(Beginning of Supplied records)

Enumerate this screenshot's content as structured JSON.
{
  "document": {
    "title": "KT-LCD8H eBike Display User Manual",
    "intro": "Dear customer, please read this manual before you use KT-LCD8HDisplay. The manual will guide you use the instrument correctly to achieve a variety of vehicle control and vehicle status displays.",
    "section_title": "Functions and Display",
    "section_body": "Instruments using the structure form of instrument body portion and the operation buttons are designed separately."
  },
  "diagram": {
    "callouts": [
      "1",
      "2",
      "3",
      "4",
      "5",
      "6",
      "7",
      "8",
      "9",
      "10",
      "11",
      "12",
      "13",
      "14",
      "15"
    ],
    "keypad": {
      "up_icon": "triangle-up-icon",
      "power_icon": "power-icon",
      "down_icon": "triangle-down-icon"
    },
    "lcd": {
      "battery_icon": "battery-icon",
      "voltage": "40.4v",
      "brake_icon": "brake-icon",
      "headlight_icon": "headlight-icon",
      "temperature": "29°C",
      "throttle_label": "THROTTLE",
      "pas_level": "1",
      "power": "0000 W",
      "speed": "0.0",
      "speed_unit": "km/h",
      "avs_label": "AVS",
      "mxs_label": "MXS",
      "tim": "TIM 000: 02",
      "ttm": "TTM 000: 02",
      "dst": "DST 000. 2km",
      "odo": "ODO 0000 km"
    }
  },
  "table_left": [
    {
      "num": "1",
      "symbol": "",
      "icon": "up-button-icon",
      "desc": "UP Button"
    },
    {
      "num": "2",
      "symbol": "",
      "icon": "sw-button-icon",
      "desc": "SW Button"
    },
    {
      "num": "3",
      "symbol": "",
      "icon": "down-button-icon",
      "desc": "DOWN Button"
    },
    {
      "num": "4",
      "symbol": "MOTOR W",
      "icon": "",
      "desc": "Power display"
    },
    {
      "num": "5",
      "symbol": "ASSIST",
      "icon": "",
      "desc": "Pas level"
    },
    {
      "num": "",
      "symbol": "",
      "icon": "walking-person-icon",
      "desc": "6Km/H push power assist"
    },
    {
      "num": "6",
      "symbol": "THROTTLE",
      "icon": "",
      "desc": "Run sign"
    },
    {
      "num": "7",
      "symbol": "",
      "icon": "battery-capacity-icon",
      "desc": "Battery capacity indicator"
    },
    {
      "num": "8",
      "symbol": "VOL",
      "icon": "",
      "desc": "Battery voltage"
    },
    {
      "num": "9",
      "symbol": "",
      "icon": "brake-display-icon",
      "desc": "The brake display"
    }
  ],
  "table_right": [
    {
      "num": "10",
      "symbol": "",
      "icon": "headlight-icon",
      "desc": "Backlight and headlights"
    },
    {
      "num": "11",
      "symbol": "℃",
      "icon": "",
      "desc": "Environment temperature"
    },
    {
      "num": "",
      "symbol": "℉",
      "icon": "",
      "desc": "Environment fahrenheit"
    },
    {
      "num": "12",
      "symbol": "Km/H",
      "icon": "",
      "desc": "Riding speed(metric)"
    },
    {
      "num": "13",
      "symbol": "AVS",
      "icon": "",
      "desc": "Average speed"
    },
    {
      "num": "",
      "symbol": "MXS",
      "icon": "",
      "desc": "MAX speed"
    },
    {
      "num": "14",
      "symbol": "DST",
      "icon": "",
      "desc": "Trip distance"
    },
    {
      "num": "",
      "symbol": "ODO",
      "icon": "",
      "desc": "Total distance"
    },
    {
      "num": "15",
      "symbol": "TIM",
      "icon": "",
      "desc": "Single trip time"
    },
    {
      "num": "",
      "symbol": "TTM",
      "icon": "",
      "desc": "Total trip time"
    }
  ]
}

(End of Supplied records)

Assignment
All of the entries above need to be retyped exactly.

Reply
Enumerate this screenshot's content as structured JSON.
{
  "document": {
    "title": "KT-LCD8H eBike Display User Manual",
    "intro": "Dear customer, please read this manual before you use KT-LCD8HDisplay. The manual will guide you use the instrument correctly to achieve a variety of vehicle control and vehicle status displays.",
    "section_title": "Functions and Display",
    "section_body": "Instruments using the structure form of instrument body portion and the operation buttons are designed separately."
  },
  "diagram": {
    "callouts": [
      "1",
      "2",
      "3",
      "4",
      "5",
      "6",
      "7",
      "8",
      "9",
      "10",
      "11",
      "12",
      "13",
      "14",
      "15"
    ],
    "keypad": {
      "up_icon": "triangle-up-icon",
      "power_icon": "power-icon",
      "down_icon": "triangle-down-icon"
    },
    "lcd": {
      "battery_icon": "battery-icon",
      "voltage": "40.4v",
      "brake_icon": "brake-icon",
      "headlight_icon": "headlight-icon",
      "temperature": "29°C",
      "throttle_label": "THROTTLE",
      "pas_level": "1",
      "power": "0000 W",
      "speed": "0.0",
      "speed_unit": "km/h",
      "avs_label": "AVS",
      "mxs_label": "MXS",
      "tim": "TIM 000: 02",
      "ttm": "TTM 000: 02",
      "dst": "DST 000. 2km",
      "odo": "ODO 0000 km"
    }
  },
  "table_left": [
    {
      "num": "1",
      "symbol": "",
      "icon": "up-button-icon",
      "desc": "UP Button"
    },
    {
      "num": "2",
      "symbol": "",
      "icon": "sw-button-icon",
      "desc": "SW Button"
    },
    {
      "num": "3",
      "symbol": "",
      "icon": "down-button-icon",
      "desc": "DOWN Button"
    },
    {
      "num": "4",
      "symbol": "MOTOR W",
      "icon": "",
      "desc": "Power display"
    },
    {
      "num": "5",
      "symbol": "ASSIST",
      "icon": "",
      "desc": "Pas level"
    },
    {
      "num": "",
      "symbol": "",
      "icon": "walking-person-icon",
      "desc": "6Km/H push power assist"
    },
    {
      "num": "6",
      "symbol": "THROTTLE",
      "icon": "",
      "desc": "Run sign"
    },
    {
      "num": "7",
      "symbol": "",
      "icon": "battery-capacity-icon",
      "desc": "Battery capacity indicator"
    },
    {
      "num": "8",
      "symbol": "VOL",
      "icon": "",
      "desc": "Battery voltage"
    },
    {
      "num": "9",
      "symbol": "",
      "icon": "brake-display-icon",
      "desc": "The brake display"
    }
  ],
  "table_right": [
    {
      "num": "10",
      "symbol": "",
      "icon": "headlight-icon",
      "desc": "Backlight and headlights"
    },
    {
      "num": "11",
      "symbol": "℃",
      "icon": "",
      "desc": "Environment temperature"
    },
    {
      "num": "",
      "symbol": "℉",
      "icon": "",
      "desc": "Environment fahrenheit"
    },
    {
      "num": "12",
      "symbol": "Km/H",
      "icon": "",
      "desc": "Riding speed(metric)"
    },
    {
      "num": "13",
      "symbol": "AVS",
      "icon": "",
      "desc": "Average speed"
    },
    {
      "num": "",
      "symbol": "MXS",
      "icon": "",
      "desc": "MAX speed"
    },
    {
      "num": "14",
      "symbol": "DST",
      "icon": "",
      "desc": "Trip distance"
    },
    {
      "num": "",
      "symbol": "ODO",
      "icon": "",
      "desc": "Total distance"
    },
    {
      "num": "15",
      "symbol": "TIM",
      "icon": "",
      "desc": "Single trip time"
    },
    {
      "num": "",
      "symbol": "TTM",
      "icon": "",
      "desc": "Total trip time"
    }
  ]
}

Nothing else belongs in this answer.